» **THE TASK**: Every line below needs to be printed again exactly, without any of its pictures.

*** Begin section ***

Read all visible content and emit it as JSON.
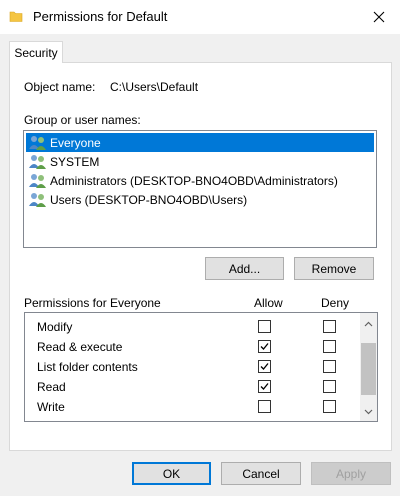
{
  "window": {
    "title": "Permissions for Default",
    "close_icon": "close-icon"
  },
  "tabs": [
    {
      "label": "Security",
      "selected": true
    }
  ],
  "object": {
    "label": "Object name:",
    "value": "C:\\Users\\Default"
  },
  "groups": {
    "label": "Group or user names:",
    "items": [
      {
        "label": "Everyone",
        "selected": true
      },
      {
        "label": "SYSTEM",
        "selected": false
      },
      {
        "label": "Administrators (DESKTOP-BNO4OBD\\Administrators)",
        "selected": false
      },
      {
        "label": "Users (DESKTOP-BNO4OBD\\Users)",
        "selected": false
      }
    ]
  },
  "buttons": {
    "add": "Add...",
    "remove": "Remove",
    "ok": "OK",
    "cancel": "Cancel",
    "apply": "Apply"
  },
  "permissions": {
    "label": "Permissions for Everyone",
    "allow_header": "Allow",
    "deny_header": "Deny",
    "rows": [
      {
        "name": "Modify",
        "allow": false,
        "deny": false
      },
      {
        "name": "Read & execute",
        "allow": true,
        "deny": false
      },
      {
        "name": "List folder contents",
        "allow": true,
        "deny": false
      },
      {
        "name": "Read",
        "allow": true,
        "deny": false
      },
      {
        "name": "Write",
        "allow": false,
        "deny": false
      }
    ]
  },
  "colors": {
    "selection": "#0078d7",
    "accent": "#0078d7"
  }
}
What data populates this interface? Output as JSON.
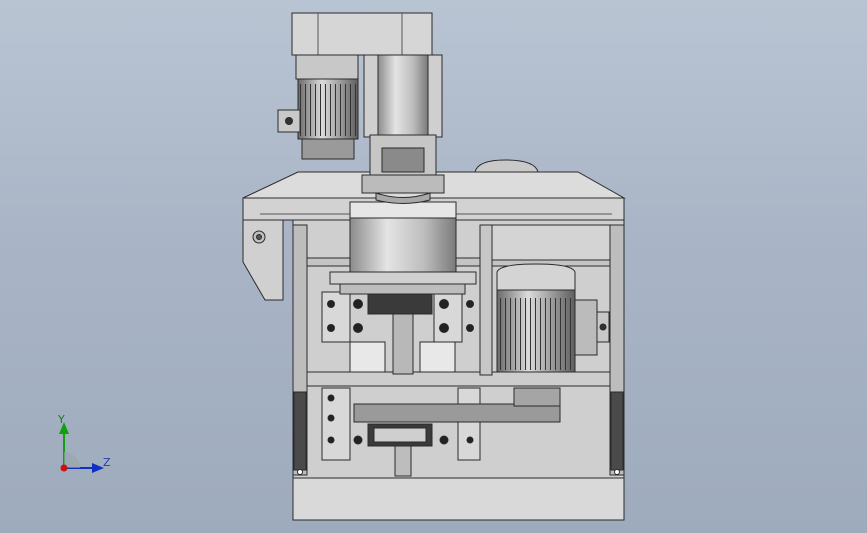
{
  "viewport": {
    "background_top": "#b9c4d3",
    "background_bottom": "#9eabbd"
  },
  "model": {
    "body_color": "#d6d6d6",
    "edge_color": "#2b2b2b",
    "shade_color": "#8f8f8f",
    "dark_color": "#3c3c3c"
  },
  "triad": {
    "y_label": "Y",
    "z_label": "Z",
    "x_color": "#d01010",
    "y_color": "#10a010",
    "z_color": "#1030c0"
  }
}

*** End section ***

» **EXERCISE SOLUTION**:
Read all visible content and emit it as JSON.
{
  "window": {
    "title": "Permissions for Default",
    "close_icon": "close-icon"
  },
  "tabs": [
    {
      "label": "Security",
      "selected": true
    }
  ],
  "object": {
    "label": "Object name:",
    "value": "C:\\Users\\Default"
  },
  "groups": {
    "label": "Group or user names:",
    "items": [
      {
        "label": "Everyone",
        "selected": true
      },
      {
        "label": "SYSTEM",
        "selected": false
      },
      {
        "label": "Administrators (DESKTOP-BNO4OBD\\Administrators)",
        "selected": false
      },
      {
        "label": "Users (DESKTOP-BNO4OBD\\Users)",
        "selected": false
      }
    ]
  },
  "buttons": {
    "add": "Add...",
    "remove": "Remove",
    "ok": "OK",
    "cancel": "Cancel",
    "apply": "Apply"
  },
  "permissions": {
    "label": "Permissions for Everyone",
    "allow_header": "Allow",
    "deny_header": "Deny",
    "rows": [
      {
        "name": "Modify",
        "allow": false,
        "deny": false
      },
      {
        "name": "Read & execute",
        "allow": true,
        "deny": false
      },
      {
        "name": "List folder contents",
        "allow": true,
        "deny": false
      },
      {
        "name": "Read",
        "allow": true,
        "deny": false
      },
      {
        "name": "Write",
        "allow": false,
        "deny": false
      }
    ]
  },
  "colors": {
    "selection": "#0078d7",
    "accent": "#0078d7"
  }
}
What data populates this interface? Output as JSON.
{
  "viewport": {
    "background_top": "#b9c4d3",
    "background_bottom": "#9eabbd"
  },
  "model": {
    "body_color": "#d6d6d6",
    "edge_color": "#2b2b2b",
    "shade_color": "#8f8f8f",
    "dark_color": "#3c3c3c"
  },
  "triad": {
    "y_label": "Y",
    "z_label": "Z",
    "x_color": "#d01010",
    "y_color": "#10a010",
    "z_color": "#1030c0"
  }
}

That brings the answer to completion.